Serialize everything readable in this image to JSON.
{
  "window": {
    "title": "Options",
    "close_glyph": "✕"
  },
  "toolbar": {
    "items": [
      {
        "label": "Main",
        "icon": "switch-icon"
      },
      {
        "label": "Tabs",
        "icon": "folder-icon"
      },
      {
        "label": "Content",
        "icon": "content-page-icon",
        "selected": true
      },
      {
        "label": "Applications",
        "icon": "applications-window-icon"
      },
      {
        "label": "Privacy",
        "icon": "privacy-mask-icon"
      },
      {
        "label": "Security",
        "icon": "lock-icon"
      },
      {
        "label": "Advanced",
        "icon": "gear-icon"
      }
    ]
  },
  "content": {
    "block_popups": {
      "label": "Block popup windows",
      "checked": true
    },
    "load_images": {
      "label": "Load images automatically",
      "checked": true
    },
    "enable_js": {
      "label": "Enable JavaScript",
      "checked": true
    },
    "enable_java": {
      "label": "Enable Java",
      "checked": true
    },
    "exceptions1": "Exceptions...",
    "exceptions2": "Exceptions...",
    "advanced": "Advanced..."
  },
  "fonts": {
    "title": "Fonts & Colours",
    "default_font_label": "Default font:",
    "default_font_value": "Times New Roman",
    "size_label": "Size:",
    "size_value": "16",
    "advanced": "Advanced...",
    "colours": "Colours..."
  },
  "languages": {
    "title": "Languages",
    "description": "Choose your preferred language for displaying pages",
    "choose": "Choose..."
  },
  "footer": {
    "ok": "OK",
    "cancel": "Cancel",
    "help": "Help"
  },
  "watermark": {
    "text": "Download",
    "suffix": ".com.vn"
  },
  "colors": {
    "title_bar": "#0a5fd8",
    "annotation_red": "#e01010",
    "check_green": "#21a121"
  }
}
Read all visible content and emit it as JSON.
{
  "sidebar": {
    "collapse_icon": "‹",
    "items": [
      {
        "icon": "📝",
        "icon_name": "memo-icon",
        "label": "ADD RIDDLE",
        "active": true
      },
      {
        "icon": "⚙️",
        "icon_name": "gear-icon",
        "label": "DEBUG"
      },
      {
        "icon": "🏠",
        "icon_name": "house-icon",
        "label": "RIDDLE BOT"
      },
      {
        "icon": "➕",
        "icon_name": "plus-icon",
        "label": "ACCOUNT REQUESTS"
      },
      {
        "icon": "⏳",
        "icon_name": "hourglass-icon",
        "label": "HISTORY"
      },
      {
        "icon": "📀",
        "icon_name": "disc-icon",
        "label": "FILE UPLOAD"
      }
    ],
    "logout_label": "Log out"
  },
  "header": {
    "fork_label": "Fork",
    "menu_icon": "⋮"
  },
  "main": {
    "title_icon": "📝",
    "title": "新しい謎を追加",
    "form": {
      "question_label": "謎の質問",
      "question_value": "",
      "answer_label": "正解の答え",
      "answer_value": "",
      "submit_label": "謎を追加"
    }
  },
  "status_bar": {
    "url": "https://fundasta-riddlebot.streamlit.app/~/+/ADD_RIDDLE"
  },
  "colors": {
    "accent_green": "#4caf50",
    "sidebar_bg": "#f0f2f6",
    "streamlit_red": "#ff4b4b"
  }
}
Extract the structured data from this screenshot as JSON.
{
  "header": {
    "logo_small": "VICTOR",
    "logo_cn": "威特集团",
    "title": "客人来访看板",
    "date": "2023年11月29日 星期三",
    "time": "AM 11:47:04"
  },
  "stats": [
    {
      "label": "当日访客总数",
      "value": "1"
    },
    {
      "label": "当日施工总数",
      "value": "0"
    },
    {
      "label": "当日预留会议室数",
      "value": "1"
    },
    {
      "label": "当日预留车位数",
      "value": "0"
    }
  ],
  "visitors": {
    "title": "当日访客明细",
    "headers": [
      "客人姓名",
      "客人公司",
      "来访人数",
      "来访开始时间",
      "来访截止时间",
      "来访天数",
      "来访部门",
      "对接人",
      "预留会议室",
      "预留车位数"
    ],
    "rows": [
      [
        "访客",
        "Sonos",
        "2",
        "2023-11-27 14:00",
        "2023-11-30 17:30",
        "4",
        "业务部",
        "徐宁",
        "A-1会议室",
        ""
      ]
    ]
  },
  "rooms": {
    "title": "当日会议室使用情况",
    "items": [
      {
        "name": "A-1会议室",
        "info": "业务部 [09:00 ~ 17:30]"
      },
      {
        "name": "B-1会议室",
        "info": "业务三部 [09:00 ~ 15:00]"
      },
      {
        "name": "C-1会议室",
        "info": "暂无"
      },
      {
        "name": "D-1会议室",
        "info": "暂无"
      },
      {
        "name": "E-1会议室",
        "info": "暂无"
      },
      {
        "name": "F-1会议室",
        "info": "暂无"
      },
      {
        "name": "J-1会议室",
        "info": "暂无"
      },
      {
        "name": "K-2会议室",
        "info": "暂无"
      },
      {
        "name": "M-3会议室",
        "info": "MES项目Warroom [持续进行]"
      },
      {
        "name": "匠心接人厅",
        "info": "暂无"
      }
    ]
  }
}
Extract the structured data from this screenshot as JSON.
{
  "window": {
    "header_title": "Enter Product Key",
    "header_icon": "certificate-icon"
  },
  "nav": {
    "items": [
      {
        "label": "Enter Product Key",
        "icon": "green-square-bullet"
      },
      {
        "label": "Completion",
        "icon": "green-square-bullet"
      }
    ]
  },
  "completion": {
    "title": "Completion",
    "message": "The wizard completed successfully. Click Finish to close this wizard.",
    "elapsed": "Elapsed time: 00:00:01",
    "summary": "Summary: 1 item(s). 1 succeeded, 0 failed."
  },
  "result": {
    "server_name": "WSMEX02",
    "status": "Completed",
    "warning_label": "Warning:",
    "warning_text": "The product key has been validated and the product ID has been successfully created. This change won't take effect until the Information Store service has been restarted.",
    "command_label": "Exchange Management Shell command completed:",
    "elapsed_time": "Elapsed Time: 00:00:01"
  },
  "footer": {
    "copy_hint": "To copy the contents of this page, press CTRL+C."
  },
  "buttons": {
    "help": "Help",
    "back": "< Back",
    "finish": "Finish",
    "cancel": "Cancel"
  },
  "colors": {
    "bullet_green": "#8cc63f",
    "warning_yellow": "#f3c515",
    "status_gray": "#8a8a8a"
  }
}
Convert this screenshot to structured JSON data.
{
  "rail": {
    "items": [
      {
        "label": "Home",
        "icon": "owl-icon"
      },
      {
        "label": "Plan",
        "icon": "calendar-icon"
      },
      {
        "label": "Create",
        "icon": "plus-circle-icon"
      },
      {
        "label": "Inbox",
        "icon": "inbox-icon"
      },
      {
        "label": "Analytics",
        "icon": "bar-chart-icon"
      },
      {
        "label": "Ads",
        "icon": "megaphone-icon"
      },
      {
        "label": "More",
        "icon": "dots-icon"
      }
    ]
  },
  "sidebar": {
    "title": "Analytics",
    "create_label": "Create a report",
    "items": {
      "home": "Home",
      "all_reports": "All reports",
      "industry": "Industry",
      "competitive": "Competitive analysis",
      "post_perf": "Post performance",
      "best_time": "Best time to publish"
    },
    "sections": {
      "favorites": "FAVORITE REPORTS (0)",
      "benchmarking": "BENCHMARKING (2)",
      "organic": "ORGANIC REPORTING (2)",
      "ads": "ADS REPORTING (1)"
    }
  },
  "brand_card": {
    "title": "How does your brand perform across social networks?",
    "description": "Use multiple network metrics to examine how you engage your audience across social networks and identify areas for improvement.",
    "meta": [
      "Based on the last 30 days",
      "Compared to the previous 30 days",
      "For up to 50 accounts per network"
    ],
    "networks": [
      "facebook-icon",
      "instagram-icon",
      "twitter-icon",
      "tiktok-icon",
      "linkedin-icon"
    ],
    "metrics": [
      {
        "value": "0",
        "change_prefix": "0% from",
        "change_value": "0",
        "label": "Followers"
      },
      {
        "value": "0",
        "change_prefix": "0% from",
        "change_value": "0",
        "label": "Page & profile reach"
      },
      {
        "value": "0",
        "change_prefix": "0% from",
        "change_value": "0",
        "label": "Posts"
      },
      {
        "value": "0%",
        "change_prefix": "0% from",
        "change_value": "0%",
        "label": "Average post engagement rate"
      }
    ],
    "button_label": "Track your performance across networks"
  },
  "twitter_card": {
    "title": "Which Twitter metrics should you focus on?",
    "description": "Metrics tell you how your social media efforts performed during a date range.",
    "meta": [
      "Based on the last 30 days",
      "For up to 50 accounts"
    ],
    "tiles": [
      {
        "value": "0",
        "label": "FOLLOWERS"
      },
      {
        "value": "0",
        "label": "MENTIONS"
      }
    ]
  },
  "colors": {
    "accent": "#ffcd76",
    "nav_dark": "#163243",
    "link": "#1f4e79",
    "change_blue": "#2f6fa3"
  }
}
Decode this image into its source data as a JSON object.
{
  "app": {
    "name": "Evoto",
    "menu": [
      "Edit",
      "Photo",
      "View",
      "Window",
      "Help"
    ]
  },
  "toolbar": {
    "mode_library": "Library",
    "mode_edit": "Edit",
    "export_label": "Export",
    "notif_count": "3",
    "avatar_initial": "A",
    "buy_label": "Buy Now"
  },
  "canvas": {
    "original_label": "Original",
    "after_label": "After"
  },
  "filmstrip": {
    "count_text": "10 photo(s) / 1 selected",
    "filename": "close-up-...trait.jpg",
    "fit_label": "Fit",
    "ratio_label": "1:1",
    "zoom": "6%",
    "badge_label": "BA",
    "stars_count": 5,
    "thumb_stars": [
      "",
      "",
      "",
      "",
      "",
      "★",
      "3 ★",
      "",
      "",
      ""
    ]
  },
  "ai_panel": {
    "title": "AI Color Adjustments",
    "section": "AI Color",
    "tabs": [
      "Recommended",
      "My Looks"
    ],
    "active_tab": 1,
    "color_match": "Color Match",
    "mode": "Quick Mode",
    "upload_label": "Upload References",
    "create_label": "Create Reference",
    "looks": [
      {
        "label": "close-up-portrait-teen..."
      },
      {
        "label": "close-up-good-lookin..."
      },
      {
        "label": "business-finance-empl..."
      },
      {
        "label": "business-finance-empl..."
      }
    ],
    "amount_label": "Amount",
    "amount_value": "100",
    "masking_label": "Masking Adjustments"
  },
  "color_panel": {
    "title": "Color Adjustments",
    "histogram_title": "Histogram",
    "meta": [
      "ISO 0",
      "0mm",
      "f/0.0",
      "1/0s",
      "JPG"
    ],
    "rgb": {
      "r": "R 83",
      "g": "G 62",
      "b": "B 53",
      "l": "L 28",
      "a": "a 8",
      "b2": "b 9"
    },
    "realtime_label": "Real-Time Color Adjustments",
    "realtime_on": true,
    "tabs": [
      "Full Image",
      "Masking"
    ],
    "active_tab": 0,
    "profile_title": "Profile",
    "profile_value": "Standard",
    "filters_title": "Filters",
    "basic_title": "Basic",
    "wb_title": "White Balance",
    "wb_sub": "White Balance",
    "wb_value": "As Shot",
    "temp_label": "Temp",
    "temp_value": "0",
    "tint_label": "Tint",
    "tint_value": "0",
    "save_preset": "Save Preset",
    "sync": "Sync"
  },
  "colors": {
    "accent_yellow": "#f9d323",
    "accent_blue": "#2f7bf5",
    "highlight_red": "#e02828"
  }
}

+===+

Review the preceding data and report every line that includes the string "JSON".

Serialize everything readable in this image to JSON.
Read all visible content and emit it as JSON.
Extract the structured data from this screenshot as JSON.
Extract the structured data from this screenshot as JSON.
Convert this screenshot to structured JSON data.
Decode this image into its source data as a JSON object.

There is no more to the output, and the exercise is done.